Viktor had won five consecutive World Championships, five consecutive Grand Prix finals, and several European championships. For 11 straight years, it was non-stop success and “Viktor wins again”. All unsurprising routine, and then in comes Yuri with an opportunity to do something surprising.
This is subtext talking, but I also think that stagnant feeling made Viktor think about the rest of his life. If 11 years was enough to make him feel stagnant, what would the next 40 years be like? Would anyone be at his side if not for his skating?
I think he was craving an emotional bond that was for him, as he was, not his accomplishments. All the more reason to leave the ice and find a way to spend time with Yuri in a way he wouldn’t refuse. He doesn’t even ask Yuri if he wants Viktor to train him, that’s how certain he was he wouldn’t refuse.
But what interests me about this is that Viktor was still expecting to succeed easily as he had for the past decade. The goal is an open, honest relationship. And if you watch the early episodes, you can almost see Viktor going down a checklist:
See if he’s single or in love.
Know a lot about the other person.
Have trust between you.
He’s treating the relationship like it has clear criteria and a grading system.

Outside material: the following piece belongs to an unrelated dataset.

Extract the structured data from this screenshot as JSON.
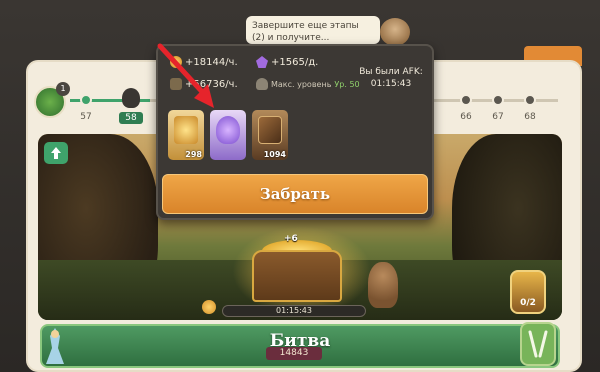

That’s what Viktor knows and he’s treating this the same way he would any other goal he has.
And when Yuri scuttles back in the scene above, Viktor is surprised he backs off. Viktor is attractive, and he was smooth. What did he do “wrong” is his internal question.
As Viktor trains Yuri, he actually starts to earn the closeness he was trying to get on his checklist earlier. He transitions from trying to achieve the relationship for himself to focusing on Yuri. During training in Yuri’s home rink, Viktor says, “My job is to make you feel confident in yourself.”
Not to make him the best skater, or make him love Viktor, but help Yuri be confident. This is not something Viktor has experience in – deep emotional connections – but he’s learning through Yuri how to do the right thing by his heart, not by his successes.
And as he learns, he starts to feel secure in their relationship. That he has truly earned what he was after, and he’s succeeded where it truly matters. Aaaand then episode 12. (Just need to watch the beginning in the hotel room, but feel free to continue, haha.)
Line by line analysis:
Viktor finally lost something and there are no clear rules to win it back. And he was unprepared in every sense. He’d developed the ability to be close and trust, but he’d fallen short in communicating that to Yuri, who stepped on every landmine without knowing.
I’m curious to see how they go with their decisions, and the end of last season did seem very promising! But hopefully this gets you more insight into why Viktor acts how he has thus far.